She is dying of cancer. I don’t know her, but I just read her blog post, saw her young face in a photo and her grade-school children in another. When I say she is dying, I mean they have abandoned all efforts to save her and have placed her in hospice care. The end is near. And it changes all the dimensions of life. Her story broke through the spell I was under.
It seemed to me the whole world was headed for disaster, everyone hellbent on driving our ship onto the rocks, and I wanted to make a difference… save the Titanic. Except I’m not the pilot… or the navigator… or even a crew member. I am a tiny actor on the world stage. Nothing I say or do is going to change our direction, but while I am in a frenzy or a funk to save the ship, which I cannot do, I lose sight of the one thing I can do–faithfully love those around me through the hurricane that certainly lies ahead (because there is always a storm on the horizon). I can hold the hand of someone who is dying of cancer, and I can do that regardless of where the ship is headed.
I am a fixer by nature and I live in a nation of fixers, and we all tend to work ourselves into a tizzy trying to convince others that their viewpoint, beliefs, and actions are wrong and their political, theological, and social commitments pernicious. We are sure they are going to ruin us all, or at least themselves, with their craziness. They’re going to tip the boat over unless we stop them. It helps me to remember that the boat has been tossing around in terrible crosswinds for millenia and is still afloat. The words of Jesus which are a great burden to some are a great relief to me: “In this world you will have tribulation.” It’s a promise: we cannot escape the turmoil and catastrophe this planet is constantly wreaking on its inhabitants. No combination of care and wisdom and determination is going to keep our ship out of trouble, so I can just let that fixation go. Instead I can pay attention to those around me with small, daily deeds of love.
I don’t mean to suggest that I should not be sad, even distraught, over the tragedies I see assailing us from all sides, but there is a mysterious and powerful peace that comes when I stop trying to control the world around me. That is not where our safety lies. We can cure many cancers, but we all still die. Glory and peace come not from finding remedies for all our ills, security for all our dangers, resolutions for all our conflicts, but from finding comfort in the loving God who promises to carry us through and in those who walk with us compassionately, knowingly, trustingly.
Our lack of concern as a church for racism in our midst is deeply troubling to me. We should be in the forefront of identifying it, confessing it, and censoring it in those who wish to speak on our platforms (figurative or literal). The article to which I link is written by an Indian (i.e. South Asian) regarding Indian racism in America and brings some important insights in the context of critiquing the some-time hero of the religious right, Dinesh D’Souza.

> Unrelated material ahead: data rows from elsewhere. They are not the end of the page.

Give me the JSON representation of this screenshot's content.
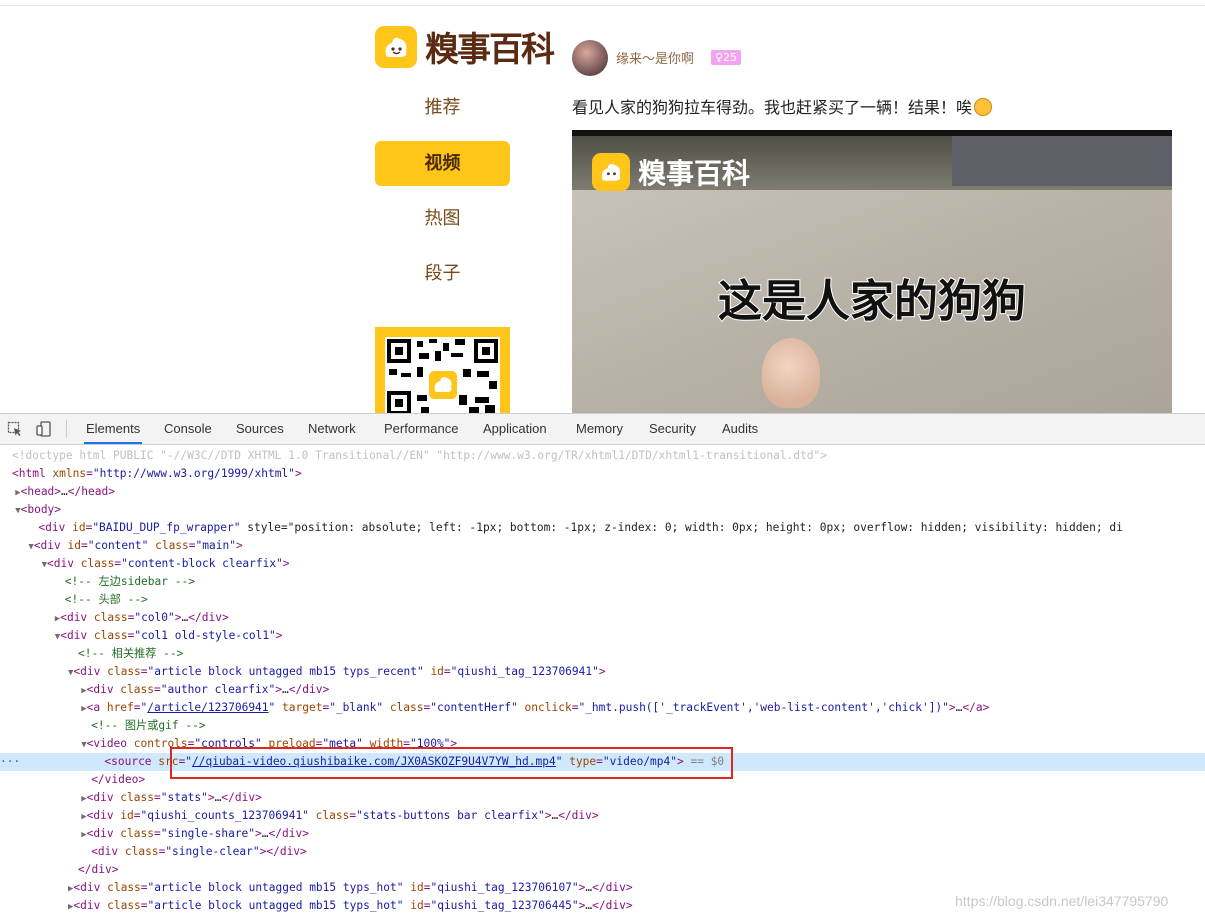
{
  "site": {
    "logo_text": "糗事百科",
    "nav": [
      {
        "label": "推荐",
        "active": false
      },
      {
        "label": "视频",
        "active": true
      },
      {
        "label": "热图",
        "active": false
      },
      {
        "label": "段子",
        "active": false
      }
    ]
  },
  "post": {
    "author_name": "缘来～是你啊",
    "author_age": "♀25",
    "text": "看见人家的狗狗拉车得劲。我也赶紧买了一辆！结果！唉",
    "video": {
      "logo_text": "糗事百科",
      "caption": "这是人家的狗狗"
    }
  },
  "devtools": {
    "tabs": [
      "Elements",
      "Console",
      "Sources",
      "Network",
      "Performance",
      "Application",
      "Memory",
      "Security",
      "Audits"
    ],
    "active_tab": "Elements",
    "lines": [
      "<!doctype html PUBLIC \"-//W3C//DTD XHTML 1.0 Transitional//EN\" \"http://www.w3.org/TR/xhtml1/DTD/xhtml1-transitional.dtd\">",
      "<html xmlns=\"http://www.w3.org/1999/xhtml\">",
      "<head>…</head>",
      "<body>",
      "<div id=\"BAIDU_DUP_fp_wrapper\" style=\"position: absolute; left: -1px; bottom: -1px; z-index: 0; width: 0px; height: 0px; overflow: hidden; visibility: hidden; di",
      "<div id=\"content\" class=\"main\">",
      "<div class=\"content-block clearfix\">",
      "<!-- 左边sidebar -->",
      "<!-- 头部 -->",
      "<div class=\"col0\">…</div>",
      "<div class=\"col1 old-style-col1\">",
      "<!-- 相关推荐 -->",
      "<div class=\"article block untagged mb15 typs_recent\" id=\"qiushi_tag_123706941\">",
      "<div class=\"author clearfix\">…</div>",
      "<a href=\"/article/123706941\" target=\"_blank\" class=\"contentHerf\" onclick=\"_hmt.push(['_trackEvent','web-list-content','chick'])\">…</a>",
      "<!-- 图片或gif -->",
      "<video controls=\"controls\" preload=\"meta\" width=\"100%\">",
      "<source src=\"//qiubai-video.qiushibaike.com/JX0ASKOZF9U4V7YW_hd.mp4\" type=\"video/mp4\"> == $0",
      "</video>",
      "<div class=\"stats\">…</div>",
      "<div id=\"qiushi_counts_123706941\" class=\"stats-buttons bar clearfix\">…</div>",
      "<div class=\"single-share\">…</div>",
      "<div class=\"single-clear\"></div>",
      "</div>",
      "<div class=\"article block untagged mb15 typs_hot\" id=\"qiushi_tag_123706107\">…</div>",
      "<div class=\"article block untagged mb15 typs_hot\" id=\"qiushi_tag_123706445\">…</div>"
    ],
    "selected_line": 17
  },
  "watermark": "https://blog.csdn.net/lei347795790"
}
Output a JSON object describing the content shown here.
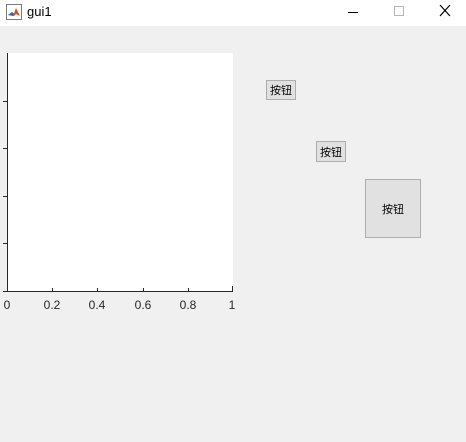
{
  "window": {
    "title": "gui1",
    "app_icon": "matlab-icon",
    "controls": [
      "minimize-icon",
      "maximize-icon",
      "close-icon"
    ]
  },
  "axes": {
    "x_tick_labels": [
      "0",
      "0.2",
      "0.4",
      "0.6",
      "0.8",
      "1"
    ],
    "xlim": [
      0,
      1
    ],
    "y_tick_count": 6
  },
  "buttons": {
    "button1_label": "按钮",
    "button2_label": "按钮",
    "button3_label": "按钮"
  },
  "colors": {
    "background": "#f0f0f0",
    "axes_background": "#ffffff",
    "button_face": "#e1e1e1"
  }
}
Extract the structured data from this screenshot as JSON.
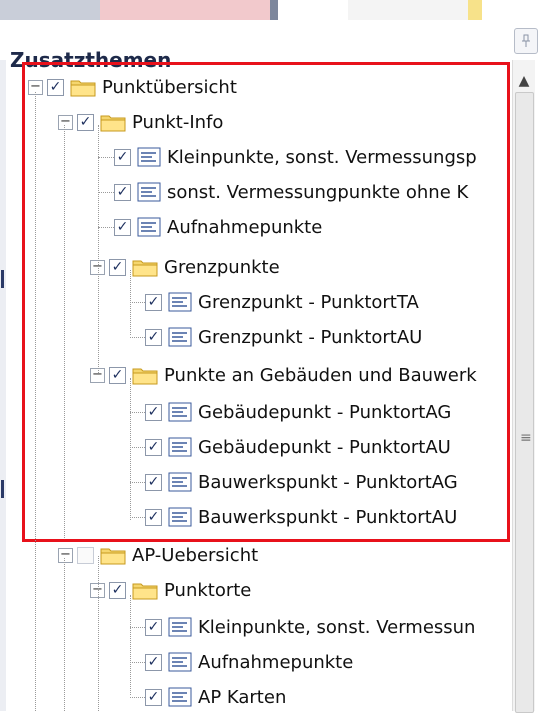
{
  "panel": {
    "title": "Zusatzthemen",
    "pin_icon": "pin-icon",
    "highlight_color": "#e8111b"
  },
  "tree": [
    {
      "label": "Punktübersicht",
      "type": "folder",
      "checked": true,
      "expanded": true
    },
    {
      "label": "Punkt-Info",
      "type": "folder",
      "checked": true,
      "expanded": true
    },
    {
      "label": "Kleinpunkte, sonst. Vermessungsp",
      "type": "layer",
      "checked": true
    },
    {
      "label": "sonst. Vermessungpunkte ohne K",
      "type": "layer",
      "checked": true
    },
    {
      "label": "Aufnahmepunkte",
      "type": "layer",
      "checked": true
    },
    {
      "label": "Grenzpunkte",
      "type": "folder",
      "checked": true,
      "expanded": true
    },
    {
      "label": "Grenzpunkt - PunktortTA",
      "type": "layer",
      "checked": true
    },
    {
      "label": "Grenzpunkt - PunktortAU",
      "type": "layer",
      "checked": true
    },
    {
      "label": "Punkte an Gebäuden und Bauwerk",
      "type": "folder",
      "checked": true,
      "expanded": true
    },
    {
      "label": "Gebäudepunkt - PunktortAG",
      "type": "layer",
      "checked": true
    },
    {
      "label": "Gebäudepunkt - PunktortAU",
      "type": "layer",
      "checked": true
    },
    {
      "label": "Bauwerkspunkt - PunktortAG",
      "type": "layer",
      "checked": true
    },
    {
      "label": "Bauwerkspunkt - PunktortAU",
      "type": "layer",
      "checked": true
    },
    {
      "label": "AP-Uebersicht",
      "type": "folder",
      "checked": false,
      "expanded": true
    },
    {
      "label": "Punktorte",
      "type": "folder",
      "checked": true,
      "expanded": true
    },
    {
      "label": "Kleinpunkte, sonst. Vermessun",
      "type": "layer",
      "checked": true
    },
    {
      "label": "Aufnahmepunkte",
      "type": "layer",
      "checked": true
    },
    {
      "label": "AP Karten",
      "type": "layer",
      "checked": true
    }
  ],
  "icons": {
    "folder": "folder-icon",
    "layer": "layer-icon",
    "scroll_up": "scroll-up-arrow-icon",
    "scroll_grip": "scroll-grip-icon"
  }
}
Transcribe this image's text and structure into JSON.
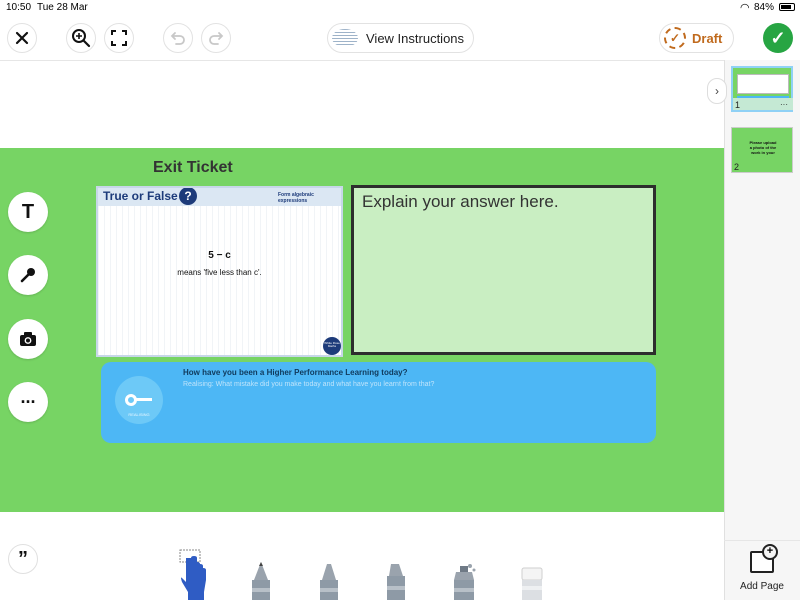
{
  "status_bar": {
    "time": "10:50",
    "date": "Tue 28 Mar",
    "battery": "84%"
  },
  "toolbar": {
    "close_icon": "close-icon",
    "zoom_icon": "zoom-in-icon",
    "fullscreen_icon": "fullscreen-icon",
    "undo_icon": "undo-icon",
    "redo_icon": "redo-icon",
    "view_instructions_label": "View Instructions",
    "draft_label": "Draft",
    "submit_icon": "checkmark-icon"
  },
  "canvas": {
    "heading": "Exit Ticket",
    "true_false_card": {
      "title": "True or False",
      "subtitle": "Form algebraic expressions",
      "expression": "5 − c",
      "statement": "means 'five less than c'.",
      "logo_text": "White Rose Maths"
    },
    "explain_box": {
      "prompt": "Explain your answer here."
    },
    "hpl_box": {
      "question": "How have you been a Higher Performance Learning today?",
      "realising_text": "Realising: What mistake did you make today and what have you learnt from that?",
      "icon_caption": "REALISING"
    }
  },
  "side_tools": [
    {
      "name": "text-tool",
      "glyph": "T"
    },
    {
      "name": "microphone-tool",
      "glyph": "🎤"
    },
    {
      "name": "camera-tool",
      "glyph": "📷"
    },
    {
      "name": "more-tool",
      "glyph": "···"
    }
  ],
  "right_panel": {
    "pages": [
      {
        "number": "1",
        "more": "···"
      },
      {
        "number": "2",
        "text": "Please upload a photo of the work in your"
      }
    ],
    "add_page_label": "Add Page"
  },
  "bottom_tools": [
    "hand-tool",
    "pen-tool",
    "marker-tool",
    "highlighter-tool",
    "spray-tool",
    "eraser-tool"
  ],
  "colors": {
    "canvas_green": "#77d464",
    "hpl_blue": "#4db7f5",
    "explain_fill": "#c9eec2",
    "submit_green": "#27a543",
    "draft_orange": "#c06a1d"
  }
}
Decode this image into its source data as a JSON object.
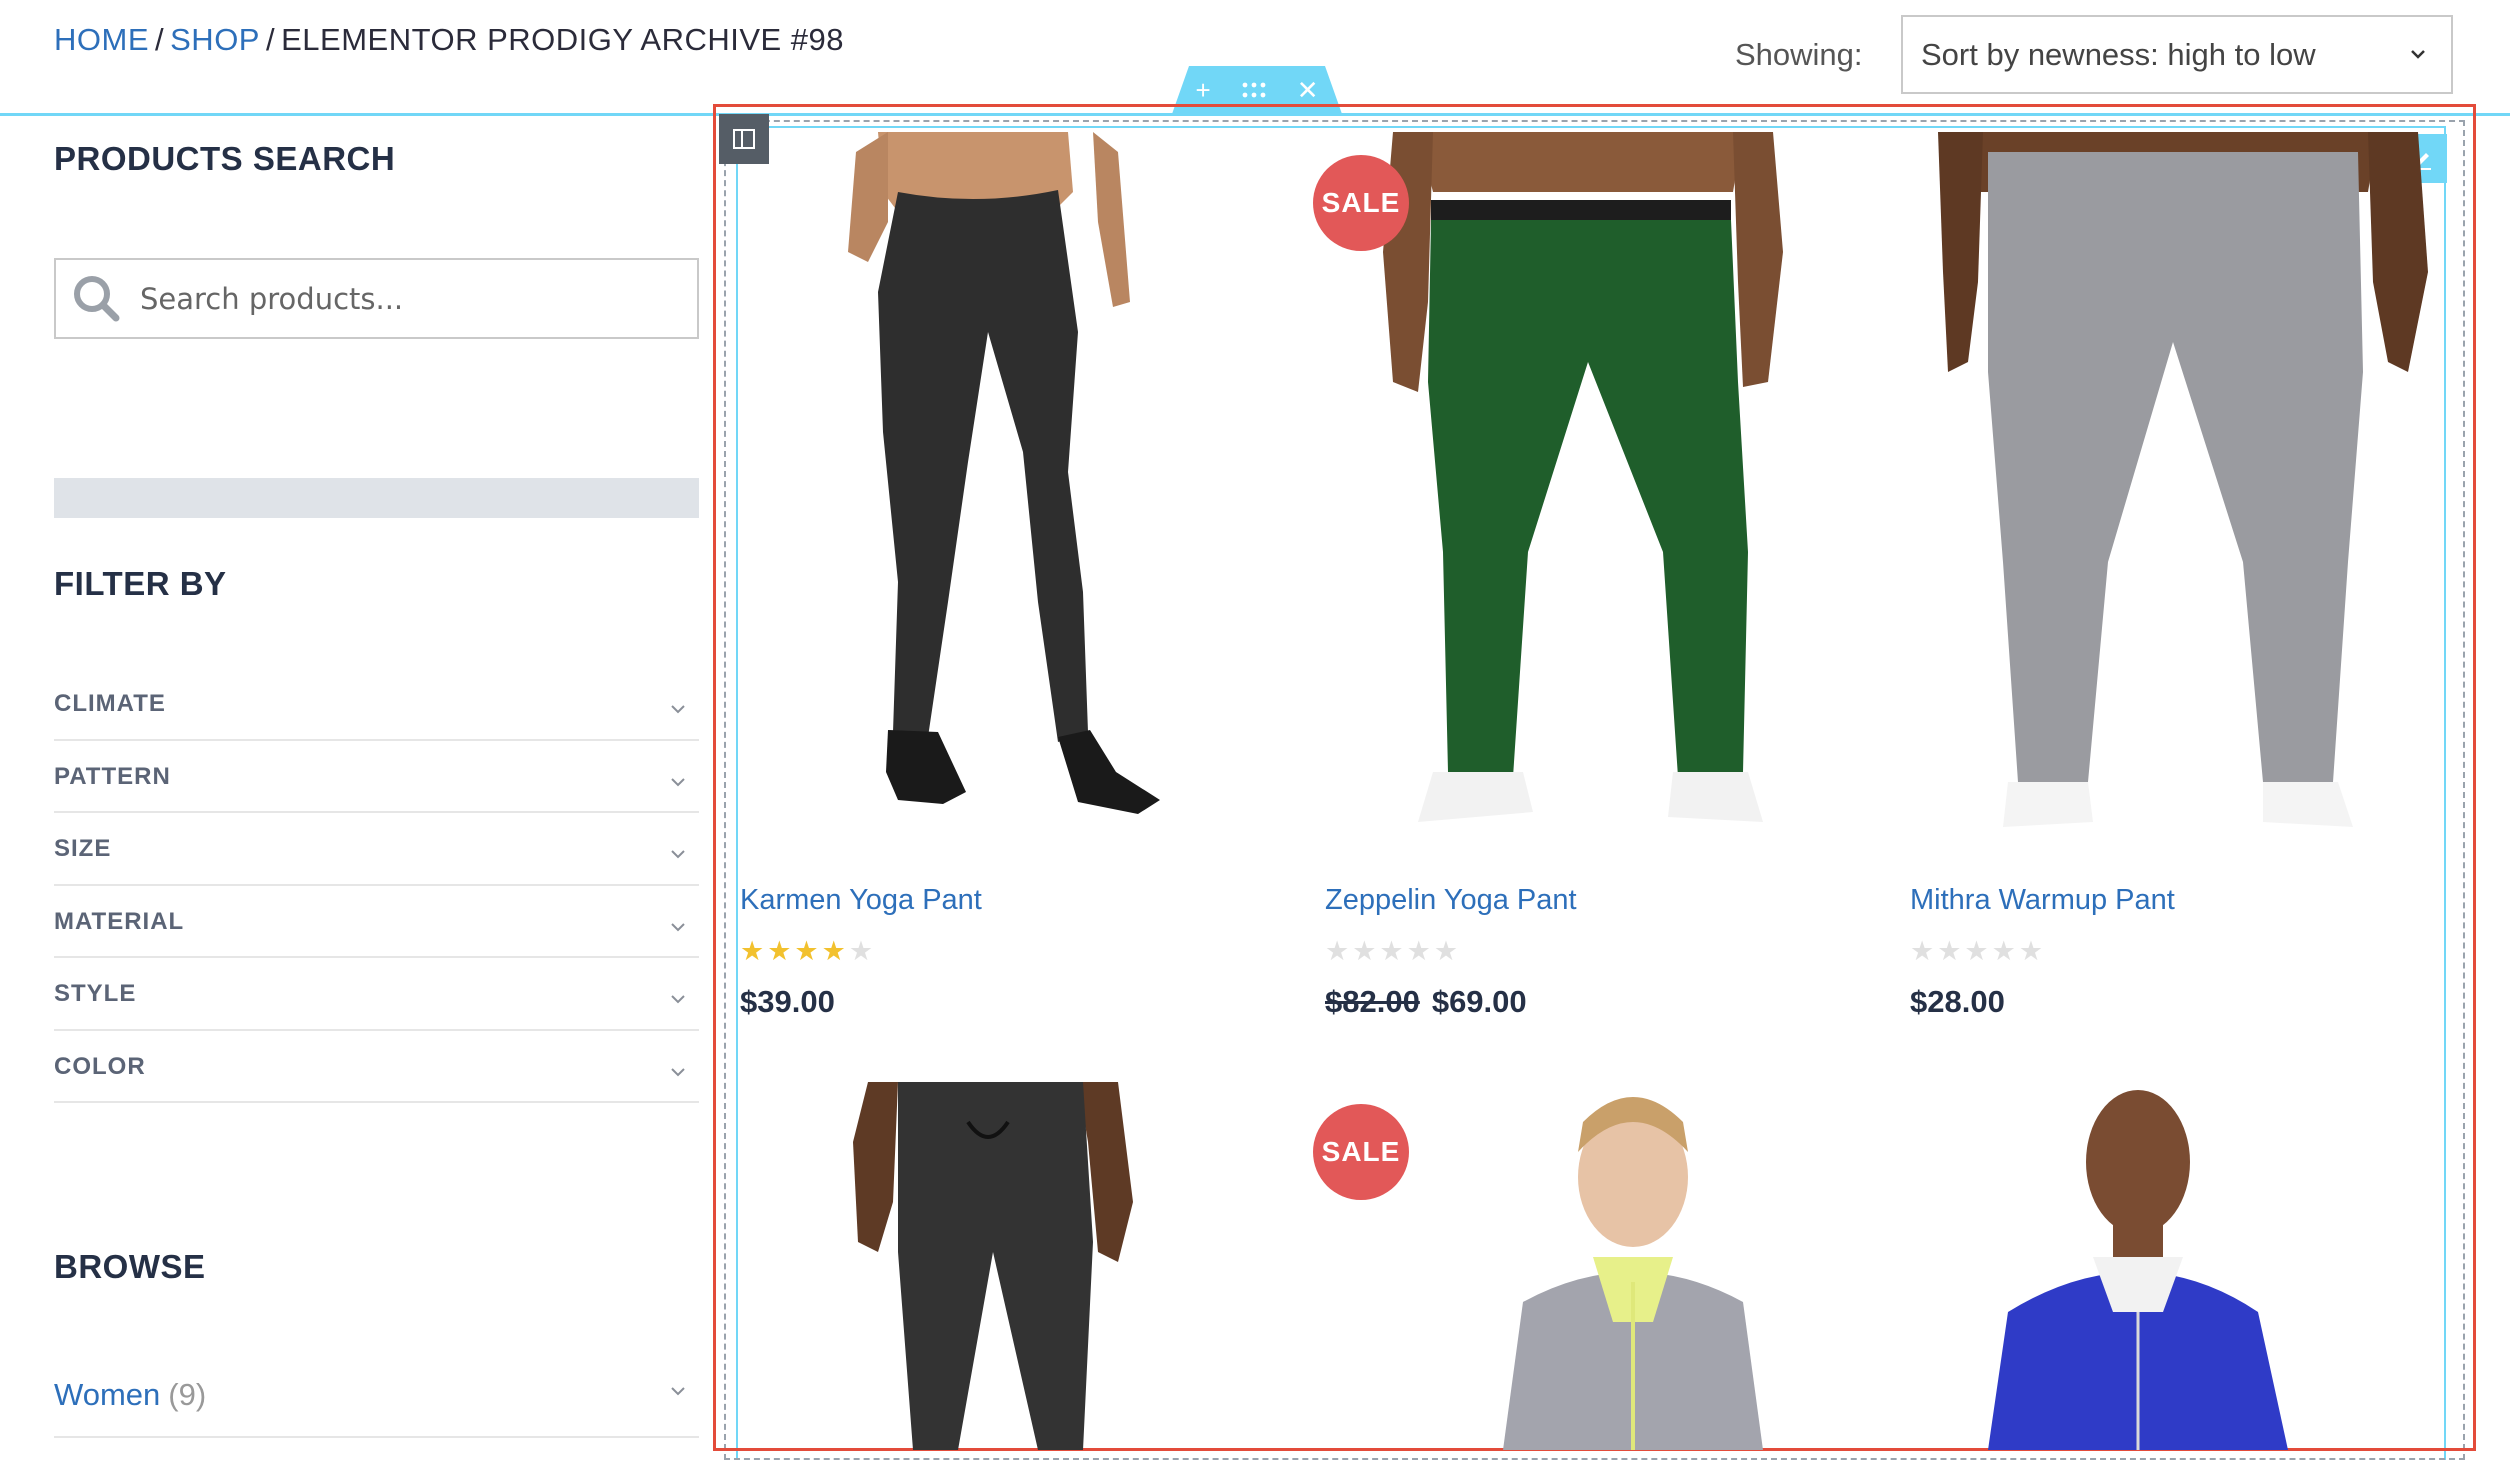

“If blacks are near the bottom of the perceived racial hierarchy across North America, some enterprising immigrants find it useful to step on blacks as a way of climbing higher.” The link is below.